So I recently purchased Icewind Dale and Baldur's Gate 2 Complete on GoG (mostly for the easy access to the soundtrack, as I already own BG2, of course). I tried playing a little Icewind Dale. It's surreal playing the only Infinity Engine game I've never set eyes on before now, a good 12 years after its release. It's also… not good. I can't sit through Infinity Engine combat (D&D 2nd edition, no less) without a story that's worth a damn, or characters I care about. My party may be my own creations, but the most interesting thing about any of them is that one is voiced by Sarevok (Kevin Michael Richardson), who even jokes about wishing he was in Baldur's Gate when you click on him too many times. So I gave up on that early on.
Now I'm thinking about playing through Baldur's Gate 2 instead. It's been FOREVER since I made it any deeper than that first Irenicus dungeon/tutorial area and up to recruiting Aerie. Even though I've seen most everything there is to see from that game, I feel better playing a story and experiencing it with a lovable cast. Besides, I've never finished the Jahiera romance, due to it being perpetually BROKEN, and only fixed via a fan made patch years later.

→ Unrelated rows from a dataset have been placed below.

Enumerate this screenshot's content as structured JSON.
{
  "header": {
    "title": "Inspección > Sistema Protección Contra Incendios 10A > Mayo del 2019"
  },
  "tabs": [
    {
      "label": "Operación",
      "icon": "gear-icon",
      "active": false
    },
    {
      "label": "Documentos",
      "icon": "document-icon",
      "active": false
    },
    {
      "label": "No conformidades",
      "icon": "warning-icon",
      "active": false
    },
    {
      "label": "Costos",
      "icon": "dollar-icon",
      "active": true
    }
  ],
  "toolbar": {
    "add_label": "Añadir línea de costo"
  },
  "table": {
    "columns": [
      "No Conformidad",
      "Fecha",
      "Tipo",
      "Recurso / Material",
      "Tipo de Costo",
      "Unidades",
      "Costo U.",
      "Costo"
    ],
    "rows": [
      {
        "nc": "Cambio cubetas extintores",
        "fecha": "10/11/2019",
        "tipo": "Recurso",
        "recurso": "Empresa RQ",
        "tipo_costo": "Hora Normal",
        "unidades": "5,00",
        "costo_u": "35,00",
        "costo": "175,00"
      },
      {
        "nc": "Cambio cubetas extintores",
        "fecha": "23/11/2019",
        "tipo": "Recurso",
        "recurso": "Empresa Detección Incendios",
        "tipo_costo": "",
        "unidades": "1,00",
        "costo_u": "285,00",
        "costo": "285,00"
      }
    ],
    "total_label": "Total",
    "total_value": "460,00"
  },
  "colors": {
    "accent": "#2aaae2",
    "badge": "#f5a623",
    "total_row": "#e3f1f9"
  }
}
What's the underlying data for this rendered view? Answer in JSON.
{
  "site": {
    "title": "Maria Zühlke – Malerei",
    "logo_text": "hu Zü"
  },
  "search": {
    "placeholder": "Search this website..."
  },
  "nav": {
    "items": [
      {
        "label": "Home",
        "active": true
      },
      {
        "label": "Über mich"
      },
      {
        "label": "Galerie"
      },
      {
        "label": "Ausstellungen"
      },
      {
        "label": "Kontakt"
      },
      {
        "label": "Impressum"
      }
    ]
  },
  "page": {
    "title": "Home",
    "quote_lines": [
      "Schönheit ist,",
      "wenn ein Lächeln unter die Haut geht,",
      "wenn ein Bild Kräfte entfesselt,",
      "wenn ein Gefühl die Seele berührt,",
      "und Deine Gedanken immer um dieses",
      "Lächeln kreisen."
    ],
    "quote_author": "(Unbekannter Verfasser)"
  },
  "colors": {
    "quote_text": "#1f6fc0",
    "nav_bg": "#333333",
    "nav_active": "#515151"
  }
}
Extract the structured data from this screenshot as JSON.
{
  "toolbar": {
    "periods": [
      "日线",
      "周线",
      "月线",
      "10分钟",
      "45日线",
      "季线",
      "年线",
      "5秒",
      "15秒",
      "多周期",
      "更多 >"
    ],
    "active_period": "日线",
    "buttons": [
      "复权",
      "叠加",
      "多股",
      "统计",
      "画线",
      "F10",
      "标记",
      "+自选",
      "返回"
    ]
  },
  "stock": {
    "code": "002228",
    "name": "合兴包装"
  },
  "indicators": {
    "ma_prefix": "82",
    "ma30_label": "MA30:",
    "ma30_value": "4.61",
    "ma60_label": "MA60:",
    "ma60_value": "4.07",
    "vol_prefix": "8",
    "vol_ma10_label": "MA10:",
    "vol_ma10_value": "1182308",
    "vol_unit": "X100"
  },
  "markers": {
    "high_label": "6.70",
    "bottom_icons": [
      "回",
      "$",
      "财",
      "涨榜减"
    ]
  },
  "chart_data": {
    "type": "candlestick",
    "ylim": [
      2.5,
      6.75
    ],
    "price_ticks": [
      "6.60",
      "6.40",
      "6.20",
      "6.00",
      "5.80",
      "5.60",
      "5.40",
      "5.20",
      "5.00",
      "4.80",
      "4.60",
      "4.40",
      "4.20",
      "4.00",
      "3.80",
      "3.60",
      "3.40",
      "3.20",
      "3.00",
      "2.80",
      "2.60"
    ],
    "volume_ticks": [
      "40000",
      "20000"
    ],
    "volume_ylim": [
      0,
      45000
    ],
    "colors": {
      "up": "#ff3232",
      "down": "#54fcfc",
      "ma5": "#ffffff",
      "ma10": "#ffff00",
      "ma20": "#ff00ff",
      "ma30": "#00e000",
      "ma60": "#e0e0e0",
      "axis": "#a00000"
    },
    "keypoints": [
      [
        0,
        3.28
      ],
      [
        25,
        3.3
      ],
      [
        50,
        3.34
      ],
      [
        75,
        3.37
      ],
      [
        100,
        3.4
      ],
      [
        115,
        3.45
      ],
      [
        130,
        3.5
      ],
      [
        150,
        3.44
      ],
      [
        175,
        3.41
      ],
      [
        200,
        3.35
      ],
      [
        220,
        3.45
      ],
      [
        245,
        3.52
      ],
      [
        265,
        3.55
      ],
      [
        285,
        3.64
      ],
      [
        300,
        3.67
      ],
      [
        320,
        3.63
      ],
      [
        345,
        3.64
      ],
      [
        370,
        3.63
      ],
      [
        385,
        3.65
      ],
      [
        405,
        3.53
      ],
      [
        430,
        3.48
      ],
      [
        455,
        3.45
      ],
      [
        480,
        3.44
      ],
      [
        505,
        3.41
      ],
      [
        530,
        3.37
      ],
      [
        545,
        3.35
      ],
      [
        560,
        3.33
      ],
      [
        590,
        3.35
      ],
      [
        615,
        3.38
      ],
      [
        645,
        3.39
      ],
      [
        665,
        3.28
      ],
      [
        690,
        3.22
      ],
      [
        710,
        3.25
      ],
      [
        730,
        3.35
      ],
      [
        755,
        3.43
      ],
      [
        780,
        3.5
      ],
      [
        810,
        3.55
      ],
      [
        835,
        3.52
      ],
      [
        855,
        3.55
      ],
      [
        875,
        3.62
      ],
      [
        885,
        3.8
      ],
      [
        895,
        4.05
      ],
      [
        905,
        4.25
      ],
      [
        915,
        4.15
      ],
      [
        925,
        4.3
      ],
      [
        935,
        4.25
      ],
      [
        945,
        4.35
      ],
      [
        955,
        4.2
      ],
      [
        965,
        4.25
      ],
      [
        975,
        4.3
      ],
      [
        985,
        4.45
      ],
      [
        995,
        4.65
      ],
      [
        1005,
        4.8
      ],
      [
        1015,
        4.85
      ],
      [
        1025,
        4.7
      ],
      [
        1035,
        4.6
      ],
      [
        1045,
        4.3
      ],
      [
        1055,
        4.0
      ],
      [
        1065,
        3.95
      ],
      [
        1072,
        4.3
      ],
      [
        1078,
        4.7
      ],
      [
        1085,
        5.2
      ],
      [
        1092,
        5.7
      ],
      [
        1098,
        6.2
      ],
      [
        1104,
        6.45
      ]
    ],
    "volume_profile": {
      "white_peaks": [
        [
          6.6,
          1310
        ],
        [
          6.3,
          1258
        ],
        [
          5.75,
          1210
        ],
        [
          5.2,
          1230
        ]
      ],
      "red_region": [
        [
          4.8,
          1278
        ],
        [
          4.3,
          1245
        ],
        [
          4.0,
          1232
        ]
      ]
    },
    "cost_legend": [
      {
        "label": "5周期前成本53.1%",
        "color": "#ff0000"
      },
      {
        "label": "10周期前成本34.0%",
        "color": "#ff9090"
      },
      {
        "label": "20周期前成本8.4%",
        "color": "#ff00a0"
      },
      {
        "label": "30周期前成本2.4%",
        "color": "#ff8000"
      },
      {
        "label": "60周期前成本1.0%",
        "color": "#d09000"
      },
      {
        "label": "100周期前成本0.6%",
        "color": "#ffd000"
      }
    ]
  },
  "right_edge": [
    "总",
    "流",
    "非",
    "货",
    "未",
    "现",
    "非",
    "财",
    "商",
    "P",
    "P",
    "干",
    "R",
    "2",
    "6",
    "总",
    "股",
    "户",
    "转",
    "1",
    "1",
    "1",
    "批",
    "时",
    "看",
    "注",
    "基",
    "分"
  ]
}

Unfortunately, that plan may have to be put on hold for awhile. For now I have work, and then hopefully at the end of the work week I'll have Mass Effect 3 in my hands. Maybe. Hopefully. I'd hate to be one of those people who takes a sick day to play a video game. I might have to admit I have a problem, at that point.